“But it’s nice to be recognised for the work that they do, the miles travelled and the stress it puts on relationships. We all know it’s not easy for anyone.”
If you are wondering where ‘Rover’ came from, a mate once jokingly said that Garry was always at his place because he was “sniffing around the wife”.
Master storyteller caught off guard
Frank Bilato was also surprised when his daughter who was reading out the stories of the inductees called out his name. Born in Darwin and like many present, Frank started driving before he was legally allowed.
He began an apprenticeship, but it just didn’t compete with driving the big rigs. After driving for Gulf Transport, he joined his brothers Robert and John in purchasing G&S Transport in Alice Springs.
A memorable trip for dad and son, Ryan was when his back trailer broke through the road and got bogged.
Getting the truck out meant walking a grader 130km over three days to dig out the trailer.
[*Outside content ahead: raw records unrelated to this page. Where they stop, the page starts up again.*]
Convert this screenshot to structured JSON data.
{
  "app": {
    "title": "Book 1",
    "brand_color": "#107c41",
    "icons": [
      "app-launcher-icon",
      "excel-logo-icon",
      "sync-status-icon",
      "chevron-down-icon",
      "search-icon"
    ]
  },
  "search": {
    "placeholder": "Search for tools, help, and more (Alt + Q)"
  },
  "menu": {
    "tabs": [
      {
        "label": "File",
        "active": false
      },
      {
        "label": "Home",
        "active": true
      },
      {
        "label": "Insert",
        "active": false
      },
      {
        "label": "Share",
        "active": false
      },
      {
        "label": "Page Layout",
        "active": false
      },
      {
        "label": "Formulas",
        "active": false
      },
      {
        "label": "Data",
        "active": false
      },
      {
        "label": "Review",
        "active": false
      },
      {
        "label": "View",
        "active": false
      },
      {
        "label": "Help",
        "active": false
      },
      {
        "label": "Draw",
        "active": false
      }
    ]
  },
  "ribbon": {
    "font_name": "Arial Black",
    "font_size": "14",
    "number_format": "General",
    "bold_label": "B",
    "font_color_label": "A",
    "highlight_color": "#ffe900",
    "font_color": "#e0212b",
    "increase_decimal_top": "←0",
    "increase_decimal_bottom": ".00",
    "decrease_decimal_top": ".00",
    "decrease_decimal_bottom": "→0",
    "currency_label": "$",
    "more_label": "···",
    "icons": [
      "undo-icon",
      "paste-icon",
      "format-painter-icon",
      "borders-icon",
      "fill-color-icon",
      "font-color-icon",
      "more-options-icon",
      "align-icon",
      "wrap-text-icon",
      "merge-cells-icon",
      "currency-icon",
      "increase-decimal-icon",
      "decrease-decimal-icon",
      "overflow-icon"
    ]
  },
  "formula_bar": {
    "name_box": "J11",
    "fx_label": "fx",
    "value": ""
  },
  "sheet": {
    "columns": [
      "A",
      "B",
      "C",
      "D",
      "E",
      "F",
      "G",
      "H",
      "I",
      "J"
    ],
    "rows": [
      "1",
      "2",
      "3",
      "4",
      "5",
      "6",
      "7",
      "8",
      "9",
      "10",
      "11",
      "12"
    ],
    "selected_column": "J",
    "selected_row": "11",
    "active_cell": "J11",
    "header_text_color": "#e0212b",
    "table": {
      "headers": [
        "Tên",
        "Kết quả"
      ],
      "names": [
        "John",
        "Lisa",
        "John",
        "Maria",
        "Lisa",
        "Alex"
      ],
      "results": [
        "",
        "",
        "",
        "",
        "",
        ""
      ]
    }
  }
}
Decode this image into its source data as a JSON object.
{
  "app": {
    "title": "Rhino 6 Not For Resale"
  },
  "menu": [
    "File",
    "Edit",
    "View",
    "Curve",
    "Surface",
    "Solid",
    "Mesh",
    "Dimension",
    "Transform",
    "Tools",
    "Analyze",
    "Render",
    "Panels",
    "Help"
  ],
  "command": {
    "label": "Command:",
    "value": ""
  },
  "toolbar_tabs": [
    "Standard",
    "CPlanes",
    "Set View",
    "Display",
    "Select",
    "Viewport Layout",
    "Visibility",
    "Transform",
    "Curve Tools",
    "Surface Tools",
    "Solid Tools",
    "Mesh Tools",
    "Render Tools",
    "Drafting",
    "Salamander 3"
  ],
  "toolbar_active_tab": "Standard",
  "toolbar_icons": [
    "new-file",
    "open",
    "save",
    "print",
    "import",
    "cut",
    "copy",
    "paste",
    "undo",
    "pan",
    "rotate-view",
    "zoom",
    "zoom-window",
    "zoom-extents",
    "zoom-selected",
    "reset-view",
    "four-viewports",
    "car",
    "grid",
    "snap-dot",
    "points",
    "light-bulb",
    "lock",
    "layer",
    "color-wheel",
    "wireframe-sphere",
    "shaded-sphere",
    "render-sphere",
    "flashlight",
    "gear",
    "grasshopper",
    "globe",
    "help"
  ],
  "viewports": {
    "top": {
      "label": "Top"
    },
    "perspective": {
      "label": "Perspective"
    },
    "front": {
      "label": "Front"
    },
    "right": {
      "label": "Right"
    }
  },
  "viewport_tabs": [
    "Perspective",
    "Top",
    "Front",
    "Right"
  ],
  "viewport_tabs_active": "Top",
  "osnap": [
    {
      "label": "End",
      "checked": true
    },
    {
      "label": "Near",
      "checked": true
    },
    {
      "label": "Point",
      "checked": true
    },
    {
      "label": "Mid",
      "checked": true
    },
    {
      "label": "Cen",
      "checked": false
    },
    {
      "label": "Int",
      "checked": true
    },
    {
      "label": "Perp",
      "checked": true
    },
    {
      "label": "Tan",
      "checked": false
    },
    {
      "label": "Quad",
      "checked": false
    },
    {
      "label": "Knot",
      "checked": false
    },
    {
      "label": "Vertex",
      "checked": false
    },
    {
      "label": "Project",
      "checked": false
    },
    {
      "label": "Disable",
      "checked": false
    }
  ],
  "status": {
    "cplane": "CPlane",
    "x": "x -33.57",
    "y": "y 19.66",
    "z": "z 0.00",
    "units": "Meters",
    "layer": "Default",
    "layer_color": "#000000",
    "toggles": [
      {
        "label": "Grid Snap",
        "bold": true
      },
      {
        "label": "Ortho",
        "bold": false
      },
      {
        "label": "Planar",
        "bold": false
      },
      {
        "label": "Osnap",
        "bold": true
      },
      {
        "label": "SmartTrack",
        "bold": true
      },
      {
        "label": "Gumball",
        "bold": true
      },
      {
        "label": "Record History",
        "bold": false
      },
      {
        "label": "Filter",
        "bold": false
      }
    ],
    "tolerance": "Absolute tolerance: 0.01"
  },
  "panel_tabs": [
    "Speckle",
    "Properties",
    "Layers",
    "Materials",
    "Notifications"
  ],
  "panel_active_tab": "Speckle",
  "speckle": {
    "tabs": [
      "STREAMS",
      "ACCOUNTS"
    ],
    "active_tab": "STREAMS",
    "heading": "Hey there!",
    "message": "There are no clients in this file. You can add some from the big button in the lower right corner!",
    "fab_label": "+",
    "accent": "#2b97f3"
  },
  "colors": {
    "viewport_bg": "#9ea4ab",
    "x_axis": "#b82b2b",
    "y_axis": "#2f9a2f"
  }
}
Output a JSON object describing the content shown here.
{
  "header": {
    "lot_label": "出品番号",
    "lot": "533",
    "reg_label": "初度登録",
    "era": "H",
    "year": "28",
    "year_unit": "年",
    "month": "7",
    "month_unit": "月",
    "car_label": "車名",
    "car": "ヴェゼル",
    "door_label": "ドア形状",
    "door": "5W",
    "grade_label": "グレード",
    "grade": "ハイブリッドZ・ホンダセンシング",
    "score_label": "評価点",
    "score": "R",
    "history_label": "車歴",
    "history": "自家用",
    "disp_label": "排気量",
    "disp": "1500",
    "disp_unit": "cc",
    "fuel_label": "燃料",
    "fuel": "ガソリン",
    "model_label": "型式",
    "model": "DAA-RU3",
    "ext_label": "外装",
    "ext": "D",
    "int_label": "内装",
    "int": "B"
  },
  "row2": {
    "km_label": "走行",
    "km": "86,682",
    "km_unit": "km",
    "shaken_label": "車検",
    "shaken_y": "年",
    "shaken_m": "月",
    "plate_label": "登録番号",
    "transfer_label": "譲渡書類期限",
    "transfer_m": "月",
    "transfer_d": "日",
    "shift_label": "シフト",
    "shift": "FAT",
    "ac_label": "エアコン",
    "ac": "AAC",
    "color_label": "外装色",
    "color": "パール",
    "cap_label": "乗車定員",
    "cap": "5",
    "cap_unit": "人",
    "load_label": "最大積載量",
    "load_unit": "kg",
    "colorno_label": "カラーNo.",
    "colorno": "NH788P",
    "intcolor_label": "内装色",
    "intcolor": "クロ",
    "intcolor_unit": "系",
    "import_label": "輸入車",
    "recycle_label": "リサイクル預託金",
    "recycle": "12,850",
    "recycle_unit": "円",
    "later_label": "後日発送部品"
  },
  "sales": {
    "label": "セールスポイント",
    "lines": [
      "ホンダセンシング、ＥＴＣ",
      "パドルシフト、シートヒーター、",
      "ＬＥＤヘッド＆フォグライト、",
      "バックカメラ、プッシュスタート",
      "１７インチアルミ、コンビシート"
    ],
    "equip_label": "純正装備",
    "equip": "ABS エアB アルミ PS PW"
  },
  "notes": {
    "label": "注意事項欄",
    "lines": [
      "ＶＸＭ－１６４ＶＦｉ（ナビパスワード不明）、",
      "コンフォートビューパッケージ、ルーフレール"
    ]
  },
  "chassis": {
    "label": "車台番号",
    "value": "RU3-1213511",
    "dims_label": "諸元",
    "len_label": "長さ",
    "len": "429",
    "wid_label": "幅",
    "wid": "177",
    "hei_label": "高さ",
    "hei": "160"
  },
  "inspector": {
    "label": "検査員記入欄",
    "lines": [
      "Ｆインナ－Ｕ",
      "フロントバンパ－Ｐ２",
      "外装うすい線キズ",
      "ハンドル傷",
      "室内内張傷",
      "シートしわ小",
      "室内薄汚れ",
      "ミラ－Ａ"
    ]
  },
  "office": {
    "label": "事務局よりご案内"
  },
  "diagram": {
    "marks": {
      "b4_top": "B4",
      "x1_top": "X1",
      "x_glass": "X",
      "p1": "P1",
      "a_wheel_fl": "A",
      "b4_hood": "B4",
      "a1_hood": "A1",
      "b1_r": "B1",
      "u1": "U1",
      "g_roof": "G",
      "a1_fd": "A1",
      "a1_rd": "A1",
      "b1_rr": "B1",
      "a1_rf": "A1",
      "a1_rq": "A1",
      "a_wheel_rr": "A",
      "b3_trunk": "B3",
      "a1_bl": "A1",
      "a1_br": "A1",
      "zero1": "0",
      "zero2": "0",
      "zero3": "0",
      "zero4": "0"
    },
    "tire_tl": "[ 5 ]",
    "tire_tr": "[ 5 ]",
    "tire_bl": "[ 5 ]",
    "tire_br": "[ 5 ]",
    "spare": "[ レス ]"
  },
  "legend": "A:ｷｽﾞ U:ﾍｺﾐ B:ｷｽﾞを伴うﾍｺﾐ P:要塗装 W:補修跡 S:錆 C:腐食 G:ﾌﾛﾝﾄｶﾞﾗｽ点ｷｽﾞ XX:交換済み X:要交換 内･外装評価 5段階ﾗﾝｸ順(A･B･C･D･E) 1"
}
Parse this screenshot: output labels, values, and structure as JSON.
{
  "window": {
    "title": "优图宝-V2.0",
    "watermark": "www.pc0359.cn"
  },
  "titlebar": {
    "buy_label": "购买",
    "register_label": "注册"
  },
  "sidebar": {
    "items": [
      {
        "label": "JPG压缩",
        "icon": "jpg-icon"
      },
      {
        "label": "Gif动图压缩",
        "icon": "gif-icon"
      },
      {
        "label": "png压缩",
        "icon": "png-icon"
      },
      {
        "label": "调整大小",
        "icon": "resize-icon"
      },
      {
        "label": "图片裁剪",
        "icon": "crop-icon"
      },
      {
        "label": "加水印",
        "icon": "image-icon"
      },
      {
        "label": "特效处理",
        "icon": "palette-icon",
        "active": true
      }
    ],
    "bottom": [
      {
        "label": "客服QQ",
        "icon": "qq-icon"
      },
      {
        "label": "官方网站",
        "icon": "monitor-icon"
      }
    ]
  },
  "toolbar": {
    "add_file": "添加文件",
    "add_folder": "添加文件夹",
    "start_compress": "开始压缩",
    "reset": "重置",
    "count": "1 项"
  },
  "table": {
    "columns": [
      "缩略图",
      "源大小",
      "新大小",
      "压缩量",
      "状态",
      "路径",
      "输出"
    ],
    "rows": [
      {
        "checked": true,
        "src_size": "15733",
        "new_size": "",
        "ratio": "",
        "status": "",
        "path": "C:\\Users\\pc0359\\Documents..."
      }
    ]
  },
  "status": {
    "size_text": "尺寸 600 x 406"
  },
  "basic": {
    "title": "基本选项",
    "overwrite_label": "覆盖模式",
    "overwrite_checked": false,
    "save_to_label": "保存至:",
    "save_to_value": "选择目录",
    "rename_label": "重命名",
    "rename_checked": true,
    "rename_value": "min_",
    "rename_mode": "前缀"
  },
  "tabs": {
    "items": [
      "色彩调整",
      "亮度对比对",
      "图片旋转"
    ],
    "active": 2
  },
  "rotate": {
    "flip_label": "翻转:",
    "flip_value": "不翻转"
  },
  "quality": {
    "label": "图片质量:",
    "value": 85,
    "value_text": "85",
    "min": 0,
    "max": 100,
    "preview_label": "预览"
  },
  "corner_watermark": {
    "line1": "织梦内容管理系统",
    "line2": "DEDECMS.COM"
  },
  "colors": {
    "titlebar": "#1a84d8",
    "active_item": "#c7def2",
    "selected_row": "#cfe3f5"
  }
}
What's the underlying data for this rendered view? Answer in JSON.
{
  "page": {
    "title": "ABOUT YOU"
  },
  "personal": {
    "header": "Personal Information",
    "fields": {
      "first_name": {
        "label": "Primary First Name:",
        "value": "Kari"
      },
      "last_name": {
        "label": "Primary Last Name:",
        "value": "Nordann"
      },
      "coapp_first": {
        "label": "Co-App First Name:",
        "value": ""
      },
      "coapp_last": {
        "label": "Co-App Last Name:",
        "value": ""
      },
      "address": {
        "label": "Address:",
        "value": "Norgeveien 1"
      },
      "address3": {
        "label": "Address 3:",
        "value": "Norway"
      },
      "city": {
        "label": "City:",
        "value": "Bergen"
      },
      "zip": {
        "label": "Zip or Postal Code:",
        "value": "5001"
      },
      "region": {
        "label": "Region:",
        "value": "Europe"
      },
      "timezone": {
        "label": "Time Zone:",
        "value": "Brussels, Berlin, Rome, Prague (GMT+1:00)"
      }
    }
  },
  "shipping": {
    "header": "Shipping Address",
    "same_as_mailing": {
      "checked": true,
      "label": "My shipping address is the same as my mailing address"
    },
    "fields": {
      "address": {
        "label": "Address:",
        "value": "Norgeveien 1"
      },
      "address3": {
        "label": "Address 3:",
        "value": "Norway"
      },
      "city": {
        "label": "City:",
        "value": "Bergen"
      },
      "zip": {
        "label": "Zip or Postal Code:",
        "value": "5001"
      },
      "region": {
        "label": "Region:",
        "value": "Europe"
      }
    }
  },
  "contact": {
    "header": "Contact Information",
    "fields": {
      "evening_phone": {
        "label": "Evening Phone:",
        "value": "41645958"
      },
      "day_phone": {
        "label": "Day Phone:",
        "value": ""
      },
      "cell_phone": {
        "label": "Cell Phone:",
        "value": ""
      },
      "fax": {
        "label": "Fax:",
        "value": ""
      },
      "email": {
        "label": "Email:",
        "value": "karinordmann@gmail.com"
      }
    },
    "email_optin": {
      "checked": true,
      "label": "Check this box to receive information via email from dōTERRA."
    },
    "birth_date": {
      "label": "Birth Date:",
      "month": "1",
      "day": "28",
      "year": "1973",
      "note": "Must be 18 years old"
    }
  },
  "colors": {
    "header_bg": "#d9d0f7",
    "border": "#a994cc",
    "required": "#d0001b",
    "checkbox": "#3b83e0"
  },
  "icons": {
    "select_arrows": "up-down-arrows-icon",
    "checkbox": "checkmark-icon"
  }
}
Ryan helpfully remarked, “Dad, I don’t think you should have parked in the hole.”
Frank is also credited with being a master storyteller and a master chef.
Fitting tribute to Razorback legends
A new innovation this year was the introduction of the History Makers Award and it fittingly went to the six legendary stalwarts from western Sydney whose brave stand changed the course of trucking history.
Of course, we are talking of Razorback and the ordinary hard-working blokes who became extraordinary for their actions.
Present at the Hall to accept their awards were Kelly Zelvis and Ben Stevens, two of Ted ‘Greendog’ Stevens’s four children. They were joined by Spencer and Gloria Watling along with Carle and Belinda Goodfellow. Due to ill health Barry “Sleepy’ Grimson was unable to attend, as was the case with the late Colin ‘CB’ Bird’s daughter, Donna Britton. All attempts to locate Jack ‘Dynamite’ Hibbert were sadly unsuccessful.
These men and their families are worthy recipients of the inaugural History Makers Award. Big Rigs will bring readers an in-depth interview with Ted’s children, Kelly and Ben as well as Spencer and Gloria Watling in a future issue.
As always, the awards were followed by convivial drinks at Stuarts Kitchen where tall tales became taller and the truth somewhat more irrelevant. The families continued into the night at the dinner held in the Kenworth Pavilion, dancing and talking the night away.
And as always, Nick Prus and his staff and volunteers produced a memorable event which will stay with those present forever. Congratulations to all the inductees and their families. Your recognition is richly deserved.
2023 Wall of Fame inductees
James ‘Jimmy’ Leahy
Janice Allan (RIP)
George Badenoch (RIP)
Andrew ‘Ryan’s Truckie’ Baulch
Robert ‘Bob’ Blake (RIP)
Merv Cresswell OAM (RIP)
Brian ‘Darc’ Darcy
Geoff Dewey (RIP)
Jeffrey ‘Eattsy’ Eatts
Frederick ‘Laurie’ Gibson (RIP)
Pat Gibson (RIP)
Glen ‘Joe’ Gleeson
Desmond ‘Des’ Goodfield
Garry ‘Gilly’ Goulthorpe (RIP)
Jodie Black – nee Goulthorpe
Phillip ‘Phil’ Hannant
Roy ‘Inspector Gadget’ Harlan
John Hatchman (RIP)
Gary ‘Stack’ Hayes
John ‘Kingy’ King
Thomas ‘Tommy’ Lopez
Matthew ‘Matt’ Mauger
Trevor ‘Grumpy McKinnis
Raymond ‘Plugger’ Milner
Allister ‘Macca’ Moffitt
Stewart Moore – aka ‘Nipper’, ‘Stewy’ and ‘Old Man Rivers’
David Rogers (RIP)
Ronald ‘Wood Pecker’ Shelton
David ‘Smarty’ Smart
Bruce ‘Stanesy’ Stanes
The late John Symes
Michael ‘Greg’ Symes
Robert ‘Symo’ Symonds
The late Brent Tragarr
Ian ‘Trick’ Trickey
Leigh ‘Grinner’ Walton (RIP)
Philip ‘Rocket’ White
Garry ‘Rover’ Williams
Emmanual ‘Casey’ Zarb (RIP)
Industry Icon: Bruce McIver OAM
History Makers Award: Ted ‘Greendog’ Stevens (RIP), Spencer & Gloria Watling, Carle & Belinda Goodfellow, Colin ‘CB’ Bird (RIP), Barry ‘Sleepy’ Grimson, Jack ‘Dynamite’ Hibbert